** DATA follows **

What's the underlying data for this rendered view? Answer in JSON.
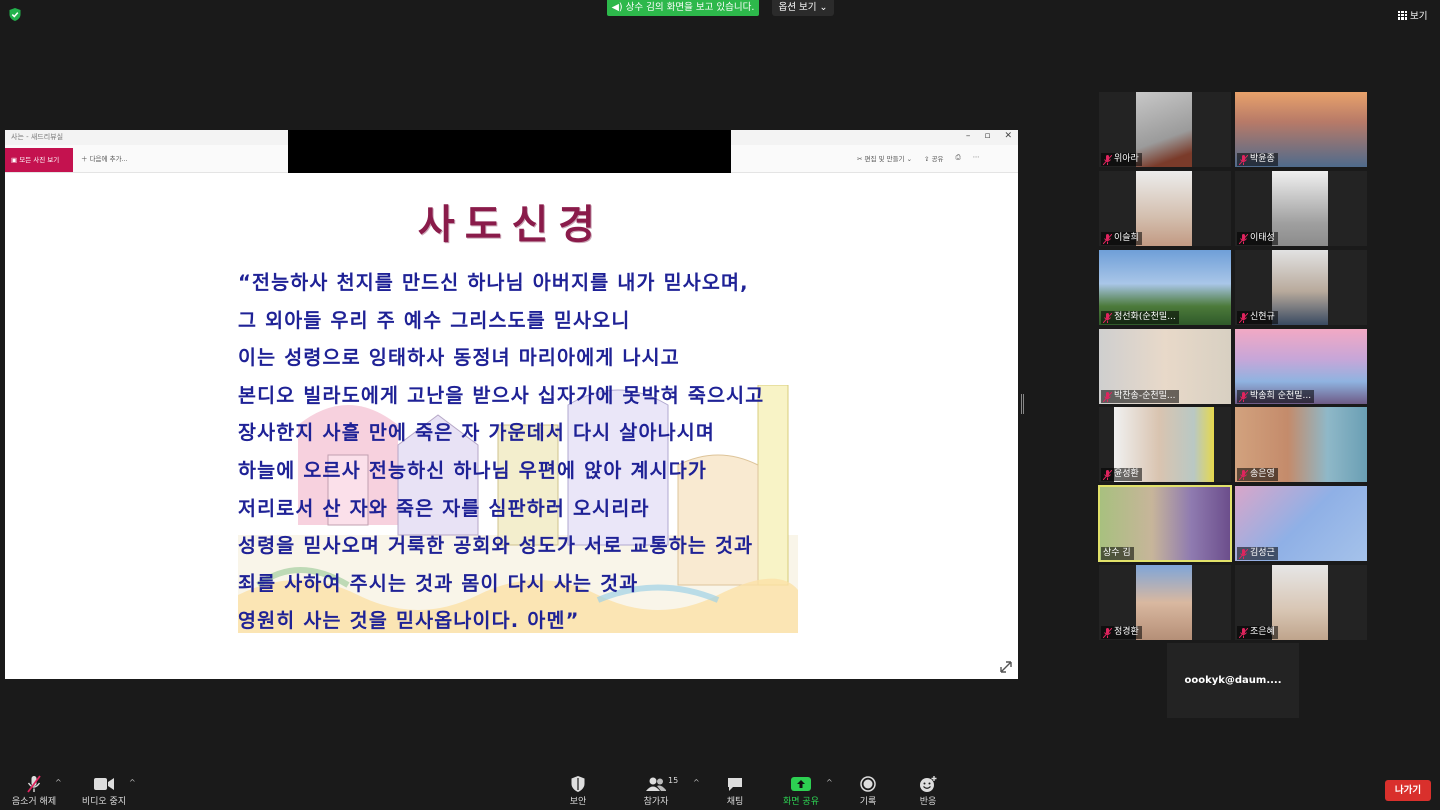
{
  "top": {
    "share_banner": "상수 김의 화면을 보고 있습니다.",
    "view_options": "옵션 보기",
    "view": "보기"
  },
  "shared_screen": {
    "window_title": "사는 - 새드리뷰실",
    "toolbar_primary": "모든 사진 보기",
    "toolbar_add": "다음에 추가...",
    "toolbar_edit": "편집 및 만들기",
    "toolbar_share": "공유",
    "slide": {
      "title": "사도신경",
      "lines": [
        "“전능하사 천지를 만드신 하나님 아버지를 내가 믿사오며,",
        "그 외아들 우리 주 예수 그리스도를 믿사오니",
        "이는 성령으로 잉태하사 동정녀 마리아에게 나시고",
        "본디오 빌라도에게 고난을 받으사 십자가에 못박혀 죽으시고",
        "장사한지 사흘 만에 죽은 자 가운데서 다시 살아나시며",
        "하늘에 오르사 전능하신 하나님 우편에 앉아 계시다가",
        "저리로서 산 자와 죽은 자를 심판하러 오시리라",
        "성령을 믿사오며 거룩한 공회와 성도가 서로 교통하는 것과",
        "죄를 사하여 주시는 것과 몸이 다시 사는 것과",
        "영원히 사는 것을 믿사옵나이다. 아멘”"
      ]
    }
  },
  "participants": [
    {
      "name": "위아라",
      "muted": true
    },
    {
      "name": "박윤종",
      "muted": true
    },
    {
      "name": "이슬희",
      "muted": true
    },
    {
      "name": "이태성",
      "muted": true
    },
    {
      "name": "정선화(순천밀...",
      "muted": true
    },
    {
      "name": "신현규",
      "muted": true
    },
    {
      "name": "박찬송-순천밀...",
      "muted": true
    },
    {
      "name": "박송희 순천밀...",
      "muted": true
    },
    {
      "name": "윤성환",
      "muted": true
    },
    {
      "name": "송은영",
      "muted": true
    },
    {
      "name": "상수 김",
      "muted": false
    },
    {
      "name": "김성근",
      "muted": true
    },
    {
      "name": "정경환",
      "muted": true
    },
    {
      "name": "조은혜",
      "muted": true
    }
  ],
  "email_tile": "oookyk@daum....",
  "controls": {
    "mute": "음소거 해제",
    "video": "비디오 중지",
    "security": "보안",
    "participants": "참가자",
    "participants_count": "15",
    "chat": "채팅",
    "share": "화면 공유",
    "record": "기록",
    "reactions": "반응",
    "leave": "나가기"
  },
  "colors": {
    "accent_green": "#2db84b",
    "leave_red": "#d9302c",
    "slide_title": "#8a1b4a",
    "slide_text": "#1f2296",
    "active_speaker": "#e2e26a"
  }
}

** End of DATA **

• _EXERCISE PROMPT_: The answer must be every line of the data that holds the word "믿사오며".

• _EXERCISE SOLUTION_:
        "“전능하사 천지를 만드신 하나님 아버지를 내가 믿사오며,",
        "성령을 믿사오며 거룩한 공회와 성도가 서로 교통하는 것과",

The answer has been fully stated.